96-YO WWII vet's trip back to Normandy successfully crowdfunded

A Bay Area veteran plans on returning to the beaches of Normandy, France for the first time since the end of World War II.

At 96-years old, Jake Larson is also the last man standing of the military unit that stormed Ohama Beach in Normandy on D-Day. The sole survivor of his company, Larson showed us his many war medals, from his Bronze Star, to the French Legion of Honor, at his home in Martinez Thursday.

Next month is the 75th anniversary of D-Day, where the Allied forces invaded France.

"I want to do this just to represent all the guys I was with," said Larson. But his trip back, with his two sons and two of his grandsons, is being sponsored by the generosity of many people he doesn't know.

Typically the military would fund such a trip. But Larson's military records were destroyed in a fire in the 1970's.

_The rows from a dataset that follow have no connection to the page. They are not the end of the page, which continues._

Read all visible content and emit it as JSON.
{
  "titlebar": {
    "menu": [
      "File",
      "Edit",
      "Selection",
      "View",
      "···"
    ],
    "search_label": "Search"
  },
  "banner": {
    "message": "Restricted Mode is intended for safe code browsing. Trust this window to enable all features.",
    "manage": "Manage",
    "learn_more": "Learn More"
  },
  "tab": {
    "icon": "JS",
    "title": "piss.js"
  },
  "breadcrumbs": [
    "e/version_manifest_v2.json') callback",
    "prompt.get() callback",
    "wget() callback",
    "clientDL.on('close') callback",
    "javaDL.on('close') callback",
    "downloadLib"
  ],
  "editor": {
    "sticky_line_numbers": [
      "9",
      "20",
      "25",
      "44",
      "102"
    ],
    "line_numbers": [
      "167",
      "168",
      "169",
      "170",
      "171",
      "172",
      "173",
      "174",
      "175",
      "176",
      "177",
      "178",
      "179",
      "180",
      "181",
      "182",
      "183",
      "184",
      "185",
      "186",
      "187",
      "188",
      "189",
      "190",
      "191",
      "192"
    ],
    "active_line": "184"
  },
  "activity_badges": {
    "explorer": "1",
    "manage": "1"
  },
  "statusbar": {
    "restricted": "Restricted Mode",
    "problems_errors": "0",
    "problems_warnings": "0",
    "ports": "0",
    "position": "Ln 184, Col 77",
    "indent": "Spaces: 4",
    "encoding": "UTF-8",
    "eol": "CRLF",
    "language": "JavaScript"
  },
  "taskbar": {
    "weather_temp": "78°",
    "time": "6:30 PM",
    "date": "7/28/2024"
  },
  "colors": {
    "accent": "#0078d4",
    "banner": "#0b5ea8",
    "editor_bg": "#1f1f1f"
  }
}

But two women he got to know at his favorite bagel shop heard about the problem and decided to raise the money for the trip through a crowdfunding website--something Larson never heard of.

"They were saying fund me. And I thought they were talking about fun. So I didn't know how that would work out," he said.

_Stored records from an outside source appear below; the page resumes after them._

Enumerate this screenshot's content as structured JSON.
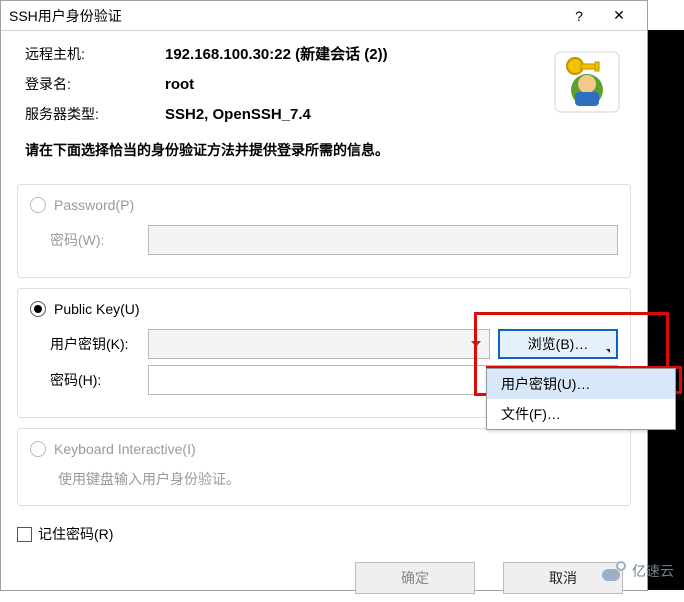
{
  "window": {
    "title": "SSH用户身份验证",
    "help": "?",
    "close": "✕"
  },
  "info": {
    "remote_host_label": "远程主机:",
    "remote_host_value": "192.168.100.30:22 (新建会话 (2))",
    "login_label": "登录名:",
    "login_value": "root",
    "server_type_label": "服务器类型:",
    "server_type_value": "SSH2, OpenSSH_7.4"
  },
  "instruction": "请在下面选择恰当的身份验证方法并提供登录所需的信息。",
  "password_group": {
    "radio_label": "Password(P)",
    "pw_label": "密码(W):",
    "pw_value": ""
  },
  "publickey_group": {
    "radio_label": "Public Key(U)",
    "userkey_label": "用户密钥(K):",
    "userkey_value": "",
    "browse_label": "浏览(B)…",
    "pw_label": "密码(H):",
    "pw_value": ""
  },
  "keyboard_group": {
    "radio_label": "Keyboard Interactive(I)",
    "desc": "使用键盘输入用户身份验证。"
  },
  "remember_label": "记住密码(R)",
  "buttons": {
    "ok": "确定",
    "cancel": "取消"
  },
  "dropdown": {
    "item1": "用户密钥(U)…",
    "item2": "文件(F)…"
  },
  "watermark": "亿速云"
}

It was "GoFundMe" that they were referring to. The goal for the fundraiser was $10,000. They raised $11,000.

"It's unbelievable. How many wonderful people there are in the world," he said.

While D-Day may seem like ancient history, for Larson it is still as current as today. It was Larson who says he helped type up the plans. Then he and 160,000 Allied troops were asked to storm the Normandy beaches that German soldiers had already commandeered.

"I had nightmares 20 years. I shook for 70 years," he said.

It's understandable considering Larson faced landmines and heavily-armed soldiers shooting down onto the beach. Death was everywhere.

"There was a soldier laying, and I said, 'Buddy, do you have a match? I've got to have a cigarette.' He didn't move. I looked again. There was no head under the helmet," he said.

When Larson gets to Normandy, he will bring the memories of all those who died there.

"Those guys are closer than your own family. They're kin."

Larson is almost finished with writing a book about his experiences. When he gets back from France he says he will write the final chapter.

The book's title: "The Luckiest Man In The World."